Local de pesquisa : University of Minnesota (U of M), United States  

Abstract
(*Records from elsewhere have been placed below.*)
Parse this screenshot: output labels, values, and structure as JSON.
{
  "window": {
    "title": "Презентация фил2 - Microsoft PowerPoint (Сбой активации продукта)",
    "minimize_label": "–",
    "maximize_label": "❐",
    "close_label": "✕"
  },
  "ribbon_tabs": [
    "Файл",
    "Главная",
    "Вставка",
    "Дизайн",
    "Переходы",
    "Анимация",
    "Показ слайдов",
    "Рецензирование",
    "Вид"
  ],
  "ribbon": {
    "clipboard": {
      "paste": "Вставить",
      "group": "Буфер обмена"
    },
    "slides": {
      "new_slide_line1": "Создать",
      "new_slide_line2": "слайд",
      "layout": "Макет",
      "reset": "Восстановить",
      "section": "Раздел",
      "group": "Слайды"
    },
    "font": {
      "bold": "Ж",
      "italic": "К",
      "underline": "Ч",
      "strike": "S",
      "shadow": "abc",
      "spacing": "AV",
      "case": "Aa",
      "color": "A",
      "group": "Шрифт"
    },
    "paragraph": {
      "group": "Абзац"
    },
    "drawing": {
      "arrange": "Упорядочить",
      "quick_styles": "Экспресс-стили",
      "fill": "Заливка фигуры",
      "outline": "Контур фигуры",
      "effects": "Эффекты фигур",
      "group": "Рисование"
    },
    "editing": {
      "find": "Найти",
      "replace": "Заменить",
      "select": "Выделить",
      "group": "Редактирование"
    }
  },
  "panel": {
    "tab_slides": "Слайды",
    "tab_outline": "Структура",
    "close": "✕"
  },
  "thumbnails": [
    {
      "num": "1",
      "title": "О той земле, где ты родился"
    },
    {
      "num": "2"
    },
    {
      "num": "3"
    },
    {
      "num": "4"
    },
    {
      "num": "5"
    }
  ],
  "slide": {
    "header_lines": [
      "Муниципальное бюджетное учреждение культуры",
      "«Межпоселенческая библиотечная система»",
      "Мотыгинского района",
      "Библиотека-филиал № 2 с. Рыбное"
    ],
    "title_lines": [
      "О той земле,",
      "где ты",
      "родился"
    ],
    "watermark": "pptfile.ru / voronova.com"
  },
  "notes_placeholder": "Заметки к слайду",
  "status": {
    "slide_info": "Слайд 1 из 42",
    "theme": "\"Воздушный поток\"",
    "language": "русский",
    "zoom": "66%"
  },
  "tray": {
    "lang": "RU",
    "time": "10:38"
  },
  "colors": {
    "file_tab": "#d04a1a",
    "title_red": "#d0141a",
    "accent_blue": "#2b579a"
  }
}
Children learn about the world and about how the world functions not only from direct experience but also from other people's testimony. Recent research on selective trust has demonstrated that they are not naïve consumers of information. For example, there is already evidence that even 3- and 4- year-old children prefer to learn something new from a person who consistently provides accurate information than from someone who frequently offers inaccurate information. Moreover, they prefer to learn from someone who is an expert on the subject being learned, someone who appears confident in his own testimony, or yet someone who appears to be intelligent, honest and kind. One important aspect of the development of selective trust, however, remains unexplored. Do children take into consideration evidence of correspondence or inconsistency between what speakers say (e.g., "You should never lie!") and what they do when deciding whom to trust? Brazil may be a particularly interesting country to be investigated because, as researchers from many different fields have suggested, an intrinsic aspect of Brazilian culture is the so called "jeitinho brasileiro" or a tendency to seed effective ways to break social norms (i.e., without punishment) in order to obtain personal gain. This cultural experience may have effects on the development of selective trust in Brazilian children. The first study in Brazil investigating the development of selective trust, supported by FAPESP, has been conducted by the proponent of this project in collaboration with Dr. Melissa Koenig, associate professor and researcher at the Institute of Child Development (ICD) at the University of Minnesota and a pioneer in this research field. The present proposal is aimed at funding this proponent during her visit to the University of Minnesota, in particular, to perform research activities in Dr. Koenig's lab for a period of 6 months. The following activities are planned: a) conduct a study investigating whether US preschool children take into consideration inconsistencies between a speaker's behavior and his/her testimony (e.g., "Do as I say, not as I do!") to make decisions about whom to trust in a learning context; b) work on the design and procedures of the same study to be conducted with Brazilian children, upon the proponent's return to his/ her institution; c) write up manuscripts in collaboration with Dr. Koenig to be submitted to well indexed journals in the Developmental Psychology area; d) contact with other researchers at ICD, one of the most renowned research centers in child development in the world. The six-months of visit to Dr. Koenig's lab will allow the proponent, therefore, to pursue continued international collaboration in the form of the first part of a broader innovative transcultural project that is aimed at comparing data with US and Brazilian children on children's use of speaker's behavior and testimony on their judgments of trust. Additionally, this visit can contribute to the advancement of knowledge on sociocognitive development and finally, it can create an unique opportunity for international exchange and career advancement that brings benefits not only to the proponent, but also to the graduate program to which she is affiliated and, in a broader sense, to the advancement of research in child development in Brazil. (AU)